Fathers of the Church

Letter CCLXIX

Description

”Augustine’s correspondence, the mark and expression of the influential personality and apostolic zeal of the author, is rich in historical, philosophical, theological, exegetical, spiritual, literary, and autobiographical content” (Agostino Trapè). Here he declines an invitation on grounds of his age and weakness.

Provenance

The extant correspondence of St. Augustine includes more than 270 letters, including well over 200 written by him. Those numbered 232-269 cannot be dated with precision.

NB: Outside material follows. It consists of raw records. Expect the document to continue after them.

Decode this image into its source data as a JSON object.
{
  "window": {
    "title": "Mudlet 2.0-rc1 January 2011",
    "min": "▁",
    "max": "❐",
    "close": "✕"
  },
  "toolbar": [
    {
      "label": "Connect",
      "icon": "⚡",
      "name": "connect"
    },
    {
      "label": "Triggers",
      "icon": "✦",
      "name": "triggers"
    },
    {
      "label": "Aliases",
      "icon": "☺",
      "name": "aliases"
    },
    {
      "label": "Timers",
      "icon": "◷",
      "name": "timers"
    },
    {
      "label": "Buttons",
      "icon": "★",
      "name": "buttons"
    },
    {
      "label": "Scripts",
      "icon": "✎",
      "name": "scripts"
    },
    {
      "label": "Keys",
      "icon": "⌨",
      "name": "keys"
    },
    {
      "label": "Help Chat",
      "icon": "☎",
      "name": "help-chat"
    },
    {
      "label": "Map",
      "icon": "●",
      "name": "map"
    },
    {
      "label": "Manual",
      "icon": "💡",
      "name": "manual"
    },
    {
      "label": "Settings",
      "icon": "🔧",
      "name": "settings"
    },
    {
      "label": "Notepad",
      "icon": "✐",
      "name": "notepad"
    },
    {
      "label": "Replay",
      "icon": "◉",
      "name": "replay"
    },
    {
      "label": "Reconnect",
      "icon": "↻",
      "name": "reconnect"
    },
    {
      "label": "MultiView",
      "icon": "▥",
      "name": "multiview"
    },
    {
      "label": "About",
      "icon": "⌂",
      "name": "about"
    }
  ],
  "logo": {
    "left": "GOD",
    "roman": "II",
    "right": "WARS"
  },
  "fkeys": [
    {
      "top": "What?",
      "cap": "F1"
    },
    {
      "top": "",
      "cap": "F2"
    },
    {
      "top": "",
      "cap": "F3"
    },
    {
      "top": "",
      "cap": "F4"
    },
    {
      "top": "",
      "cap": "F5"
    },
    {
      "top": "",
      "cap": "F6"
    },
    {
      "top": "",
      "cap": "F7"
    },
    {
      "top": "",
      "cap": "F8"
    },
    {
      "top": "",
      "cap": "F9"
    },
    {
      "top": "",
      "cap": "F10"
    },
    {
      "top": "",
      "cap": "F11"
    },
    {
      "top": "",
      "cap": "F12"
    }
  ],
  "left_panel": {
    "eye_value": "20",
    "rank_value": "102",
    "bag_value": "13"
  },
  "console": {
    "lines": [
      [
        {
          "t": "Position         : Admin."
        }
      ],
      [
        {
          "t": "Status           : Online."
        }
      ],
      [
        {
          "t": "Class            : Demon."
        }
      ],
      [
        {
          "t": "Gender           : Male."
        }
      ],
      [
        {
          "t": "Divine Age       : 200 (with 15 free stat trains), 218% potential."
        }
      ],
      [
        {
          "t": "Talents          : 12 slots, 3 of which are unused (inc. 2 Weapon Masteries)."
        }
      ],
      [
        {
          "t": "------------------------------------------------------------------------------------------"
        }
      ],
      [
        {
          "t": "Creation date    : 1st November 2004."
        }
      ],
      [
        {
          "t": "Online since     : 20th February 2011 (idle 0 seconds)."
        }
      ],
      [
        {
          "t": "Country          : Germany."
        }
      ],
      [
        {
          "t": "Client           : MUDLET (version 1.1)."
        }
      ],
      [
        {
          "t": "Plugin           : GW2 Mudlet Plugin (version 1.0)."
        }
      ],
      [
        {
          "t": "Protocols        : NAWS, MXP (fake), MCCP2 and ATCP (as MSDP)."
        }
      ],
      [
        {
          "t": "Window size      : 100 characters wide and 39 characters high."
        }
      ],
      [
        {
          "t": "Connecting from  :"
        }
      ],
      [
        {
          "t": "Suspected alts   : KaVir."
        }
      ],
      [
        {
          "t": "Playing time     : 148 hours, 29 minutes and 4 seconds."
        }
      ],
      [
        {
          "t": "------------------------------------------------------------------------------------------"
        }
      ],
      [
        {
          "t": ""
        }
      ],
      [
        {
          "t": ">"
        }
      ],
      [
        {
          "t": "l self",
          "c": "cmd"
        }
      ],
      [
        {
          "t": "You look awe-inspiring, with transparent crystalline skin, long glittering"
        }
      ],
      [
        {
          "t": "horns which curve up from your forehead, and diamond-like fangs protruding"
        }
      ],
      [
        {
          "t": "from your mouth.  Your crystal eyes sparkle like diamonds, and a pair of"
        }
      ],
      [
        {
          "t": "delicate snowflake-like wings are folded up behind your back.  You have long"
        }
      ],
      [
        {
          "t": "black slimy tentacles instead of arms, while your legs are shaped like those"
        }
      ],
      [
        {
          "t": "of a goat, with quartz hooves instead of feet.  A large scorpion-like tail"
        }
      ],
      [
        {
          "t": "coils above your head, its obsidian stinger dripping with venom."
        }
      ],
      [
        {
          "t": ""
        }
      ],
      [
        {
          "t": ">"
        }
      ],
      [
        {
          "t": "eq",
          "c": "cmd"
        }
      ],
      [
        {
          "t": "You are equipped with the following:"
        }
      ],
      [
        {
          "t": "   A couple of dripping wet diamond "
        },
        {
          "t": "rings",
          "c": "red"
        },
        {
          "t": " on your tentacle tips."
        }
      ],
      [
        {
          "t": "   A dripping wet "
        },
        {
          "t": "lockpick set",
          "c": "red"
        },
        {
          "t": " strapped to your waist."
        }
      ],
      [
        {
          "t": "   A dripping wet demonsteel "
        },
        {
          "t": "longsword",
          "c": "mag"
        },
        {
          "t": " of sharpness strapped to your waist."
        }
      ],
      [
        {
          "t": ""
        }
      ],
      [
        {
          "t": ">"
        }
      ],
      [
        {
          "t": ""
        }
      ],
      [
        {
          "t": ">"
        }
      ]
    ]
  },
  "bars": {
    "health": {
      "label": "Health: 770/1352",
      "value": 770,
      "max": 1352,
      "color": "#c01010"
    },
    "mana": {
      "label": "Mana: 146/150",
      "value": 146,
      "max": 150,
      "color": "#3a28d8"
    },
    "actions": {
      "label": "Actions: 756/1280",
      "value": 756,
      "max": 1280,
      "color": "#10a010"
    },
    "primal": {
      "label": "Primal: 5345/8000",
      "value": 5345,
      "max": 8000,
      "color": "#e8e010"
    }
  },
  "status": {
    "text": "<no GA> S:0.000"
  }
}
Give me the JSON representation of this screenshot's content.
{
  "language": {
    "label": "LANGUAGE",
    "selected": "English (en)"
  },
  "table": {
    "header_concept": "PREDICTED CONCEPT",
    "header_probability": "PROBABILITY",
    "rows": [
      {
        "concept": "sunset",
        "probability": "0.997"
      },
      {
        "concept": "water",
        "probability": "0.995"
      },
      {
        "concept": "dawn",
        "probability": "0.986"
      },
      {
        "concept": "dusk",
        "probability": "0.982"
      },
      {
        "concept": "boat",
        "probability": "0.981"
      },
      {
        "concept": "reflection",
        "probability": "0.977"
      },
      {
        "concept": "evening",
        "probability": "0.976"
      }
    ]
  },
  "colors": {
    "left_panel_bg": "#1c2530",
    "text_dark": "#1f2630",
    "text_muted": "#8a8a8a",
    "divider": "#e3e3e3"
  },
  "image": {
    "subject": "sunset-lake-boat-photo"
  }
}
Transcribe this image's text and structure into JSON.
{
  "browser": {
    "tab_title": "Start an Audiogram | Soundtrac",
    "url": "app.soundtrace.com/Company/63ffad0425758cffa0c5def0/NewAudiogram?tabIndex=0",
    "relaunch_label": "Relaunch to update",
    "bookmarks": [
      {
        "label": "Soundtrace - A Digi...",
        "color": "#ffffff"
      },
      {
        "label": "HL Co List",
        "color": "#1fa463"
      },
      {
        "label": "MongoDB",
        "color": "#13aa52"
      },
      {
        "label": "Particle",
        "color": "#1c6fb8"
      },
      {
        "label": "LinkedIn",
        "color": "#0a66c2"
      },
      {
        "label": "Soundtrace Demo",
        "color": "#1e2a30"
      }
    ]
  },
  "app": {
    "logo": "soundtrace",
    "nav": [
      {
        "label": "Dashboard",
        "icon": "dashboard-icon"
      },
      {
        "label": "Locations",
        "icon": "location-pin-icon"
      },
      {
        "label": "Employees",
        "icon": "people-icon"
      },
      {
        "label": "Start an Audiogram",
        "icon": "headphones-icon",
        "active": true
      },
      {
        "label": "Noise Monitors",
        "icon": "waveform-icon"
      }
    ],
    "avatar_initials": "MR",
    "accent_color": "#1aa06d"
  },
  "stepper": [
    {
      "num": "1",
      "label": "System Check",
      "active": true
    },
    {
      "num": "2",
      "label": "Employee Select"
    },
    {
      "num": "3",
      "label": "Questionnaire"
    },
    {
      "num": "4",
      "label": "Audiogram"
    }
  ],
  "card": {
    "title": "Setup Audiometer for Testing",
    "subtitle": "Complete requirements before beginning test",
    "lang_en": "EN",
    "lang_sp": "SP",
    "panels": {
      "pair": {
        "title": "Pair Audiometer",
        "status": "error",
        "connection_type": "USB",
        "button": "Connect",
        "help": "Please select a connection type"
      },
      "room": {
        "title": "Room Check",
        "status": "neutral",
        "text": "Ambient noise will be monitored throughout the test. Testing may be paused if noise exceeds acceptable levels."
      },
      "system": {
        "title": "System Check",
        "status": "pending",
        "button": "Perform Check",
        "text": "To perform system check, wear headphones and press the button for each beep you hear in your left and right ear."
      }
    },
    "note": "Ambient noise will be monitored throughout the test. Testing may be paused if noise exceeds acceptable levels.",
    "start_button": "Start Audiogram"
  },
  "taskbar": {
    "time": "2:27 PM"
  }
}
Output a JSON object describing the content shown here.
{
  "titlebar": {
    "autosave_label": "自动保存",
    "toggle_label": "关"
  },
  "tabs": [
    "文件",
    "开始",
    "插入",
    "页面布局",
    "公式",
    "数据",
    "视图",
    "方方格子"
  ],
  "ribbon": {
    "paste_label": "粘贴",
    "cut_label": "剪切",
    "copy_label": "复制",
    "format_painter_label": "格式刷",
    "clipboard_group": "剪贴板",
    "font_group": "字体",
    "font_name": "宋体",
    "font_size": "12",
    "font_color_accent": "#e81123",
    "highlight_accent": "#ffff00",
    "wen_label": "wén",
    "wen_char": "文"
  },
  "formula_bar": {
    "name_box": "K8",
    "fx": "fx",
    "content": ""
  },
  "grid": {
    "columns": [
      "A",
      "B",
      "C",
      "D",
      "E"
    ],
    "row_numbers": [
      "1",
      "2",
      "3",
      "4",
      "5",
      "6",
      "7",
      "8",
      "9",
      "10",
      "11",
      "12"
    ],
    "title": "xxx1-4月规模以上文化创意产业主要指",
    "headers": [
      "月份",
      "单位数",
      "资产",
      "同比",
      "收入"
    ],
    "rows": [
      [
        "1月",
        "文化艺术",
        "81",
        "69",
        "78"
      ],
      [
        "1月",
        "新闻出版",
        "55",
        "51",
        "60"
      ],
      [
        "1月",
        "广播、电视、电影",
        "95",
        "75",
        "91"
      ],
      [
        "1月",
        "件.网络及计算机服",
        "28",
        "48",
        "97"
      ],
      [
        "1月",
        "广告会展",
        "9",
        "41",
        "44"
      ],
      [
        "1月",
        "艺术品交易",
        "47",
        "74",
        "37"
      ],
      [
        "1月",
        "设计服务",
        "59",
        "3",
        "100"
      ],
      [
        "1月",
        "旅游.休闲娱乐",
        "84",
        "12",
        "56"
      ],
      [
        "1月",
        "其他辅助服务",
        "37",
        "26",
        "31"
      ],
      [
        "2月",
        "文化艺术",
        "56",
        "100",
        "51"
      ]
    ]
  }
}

by Augustine of Hippo in Uncertain | translated by J. G. Cunningham

TO NOBILIUS, MY MOST BLESSED AND VENERABLE BROTHER AND PARTNER IN THE PRIESTLY OFFICE, AUGUSTIN SENDS GREETING.

So important is the solemnity at which your brotherly affection invites me to be present, that my heart's desire would carry my poor body to you, were it not that infirmity renders this impossible. I might have come if it had not been winter; I might have braved the winter if I had been young: for in the latter case the warmth of youth would have borne uncomplainingly the cold of the season; in the former case the warmth of summer would have met with gentleness the chill languor of old age. For the present, my lord most blessed, my holy and venerable partner in the priestly office, I cannot undertake in winter so long a journey, carrying with me as I must the frigid feebleness of very many years. I reciprocate the salutation due to your worth, on behalf of my own welfare I ask an interest in your prayers, and I myself beseech the Lord God to grant that the prosperity of peace may follow the dedication of so great an edifice to His sacred service.

Taken from "The Early Church Fathers and Other Works" originally published by Wm. B. Eerdmans Pub. Co. in English in Edinburgh, Scotland, beginning in 1867. (NPNF I/I, Schaff). The digital version is by The Electronic Bible Society, P.O. Box 701356, Dallas, TX 75370, 214-407-WORD.